Primary interatrial foramen
|Primary interatrial foramen|
In the developing heart, the atria initially communicate with each other by an opening between the free edge of the septum primum and the endocardial cushions, known as the primary interatrial foramen or ostium primum (interatrial foramen primum), below the free margin of the septum.
Closing of ostium primum
This opening is closed by the union of the septum primum with the septum intermedium, and as the ostium primum closes, the communication between the atria is preserved with the formation of an opening in the upper part of the septum primum; this opening is known as the ostium secundum as it is chronologically the second opening that occurs in the septum primum.
A second entity, the septum secundum, develops to the right of the septum primum and the opening between the upper and lower limbs of the septum secundum is known as the foramen ovale of the heart.

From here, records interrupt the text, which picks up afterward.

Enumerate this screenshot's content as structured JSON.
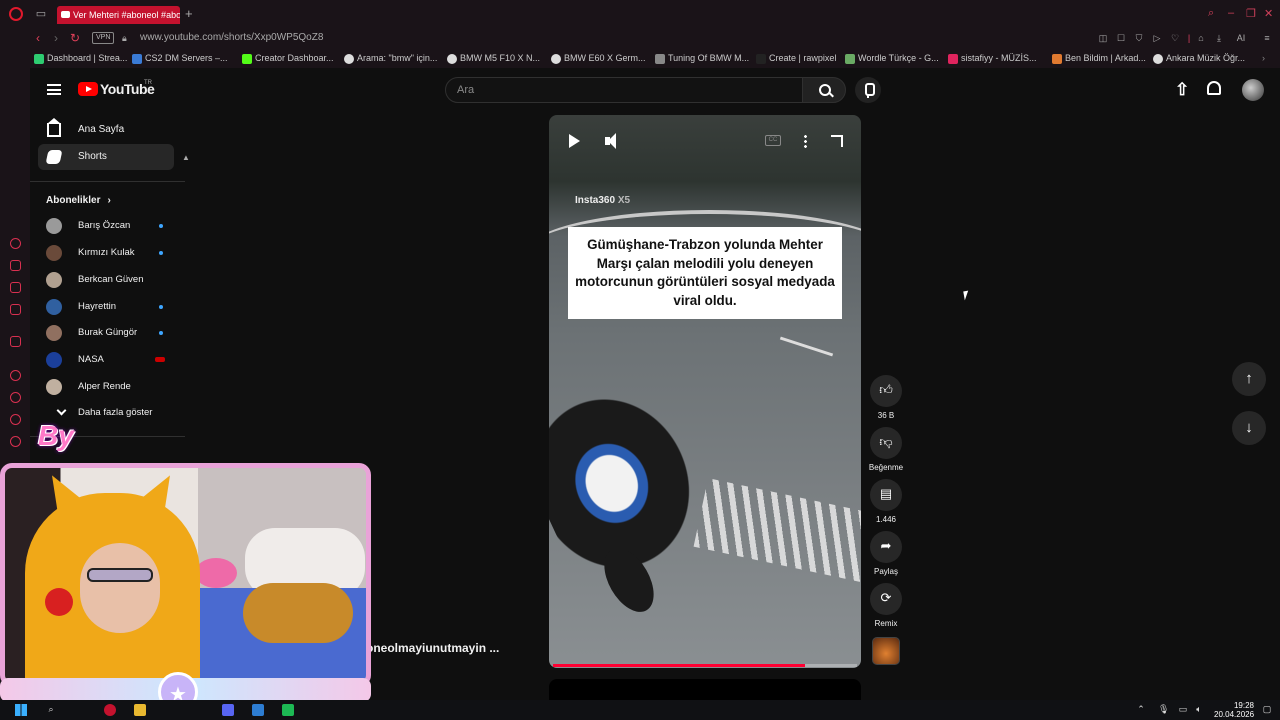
{
  "browser": {
    "tab_title": "Ver Mehteri #aboneol #abo",
    "url": "www.youtube.com/shorts/Xxp0WP5QoZ8",
    "vpn_label": "VPN",
    "bookmarks": [
      {
        "label": "Dashboard | Strea...",
        "color": "#2ecc71"
      },
      {
        "label": "CS2 DM Servers –...",
        "color": "#3a7bd5"
      },
      {
        "label": "Creator Dashboar...",
        "color": "#53fc18"
      },
      {
        "label": "Arama: \"bmw\" için...",
        "color": "#dddddd"
      },
      {
        "label": "BMW M5 F10 X N...",
        "color": "#dddddd"
      },
      {
        "label": "BMW E60 X Germ...",
        "color": "#dddddd"
      },
      {
        "label": "Tuning Of BMW M...",
        "color": "#888888"
      },
      {
        "label": "Create | rawpixel",
        "color": "#222222"
      },
      {
        "label": "Wordle Türkçe - G...",
        "color": "#6aaa64"
      },
      {
        "label": "sistafiyy - MÜZİS...",
        "color": "#e0245e"
      },
      {
        "label": "Ben Bildim | Arkad...",
        "color": "#e07a30"
      },
      {
        "label": "Ankara Müzik Öğr...",
        "color": "#dddddd"
      }
    ]
  },
  "youtube": {
    "logo_text": "YouTube",
    "logo_region": "TR",
    "search_placeholder": "Ara",
    "guide": {
      "home_label": "Ana Sayfa",
      "shorts_label": "Shorts",
      "subscriptions_header": "Abonelikler",
      "subscriptions": [
        {
          "name": "Barış Özcan",
          "indicator": "new",
          "avatar": "#9a9a9a"
        },
        {
          "name": "Kırmızı Kulak",
          "indicator": "new",
          "avatar": "#6a4a3a"
        },
        {
          "name": "Berkcan Güven",
          "indicator": "none",
          "avatar": "#b0a090"
        },
        {
          "name": "Hayrettin",
          "indicator": "new",
          "avatar": "#3060a0"
        },
        {
          "name": "Burak Güngör",
          "indicator": "new",
          "avatar": "#907060"
        },
        {
          "name": "NASA",
          "indicator": "live",
          "avatar": "#1b3f9a"
        },
        {
          "name": "Alper Rende",
          "indicator": "none",
          "avatar": "#c0b0a0"
        }
      ],
      "show_more_label": "Daha fazla göster"
    },
    "short": {
      "watermark_brand": "Insta360",
      "watermark_model": "X5",
      "caption": "Gümüşhane-Trabzon yolunda Mehter Marşı çalan melodili yolu deneyen motorcunun görüntüleri sosyal medyada viral oldu.",
      "cc_label": "CC",
      "progress": 0.83,
      "channel_name": "oneolmayiunutmayin ..."
    },
    "actions": {
      "like_count": "36 B",
      "dislike_label": "Beğenme",
      "comment_count": "1.446",
      "share_label": "Paylaş",
      "remix_label": "Remix"
    }
  },
  "overlay": {
    "by_text": "By"
  },
  "taskbar": {
    "time": "19:28",
    "date": "20.04.2026"
  },
  "colors": {
    "opera_red": "#e0192c",
    "yt_red": "#ff0000",
    "progress_red": "#ff0033",
    "webcam_frame": "#e9a3d8"
  }
}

The part of the septum primum that remains to the left of the septum secundum acts as a one-way flow valve due to the greater pressures in the right atrium compared to the left atrium. At birth, the neonate begins breathing and the associated decrease in pulmonary vascular resistance leads to a reversal of the pressure differential between the atria. The left atrium now has a greater pressure than the right, effectively closing the one-way flow valve formed by the two septa. The two septa fuse later in life, to complete the formation of the atrial septum.
Persistence of the ostium secundum is the most common atrial septal defect. Additionally, in a subset of the population, the foramen ovale is not overtly patent but the two septa have not fused. In normal physiologic circumstances, the septum primum acts as a one-way valve preventing blood flow as described above; but, if pathologic conditions cause right atrial pressure to exceed left atrial pressure, blood may flow through the foramen ovale from right to left.
Failure of the septum primum to fuse with the endocardial cushion can lead to an ostium primum atrial septal defect. This is the second most common type of atrial septal defect and is commonly seen in Down's syndrome. Typically this defect will cause a shunt to occur from the left atrium to the right atrium. Children born with this defect may be asymptomatic, however, over time pulmonary hypertension and the resulting hypertrophy of the right side of the heart will lead to a reversal of this shunt. This reversal is called Eisenmenger's syndrome.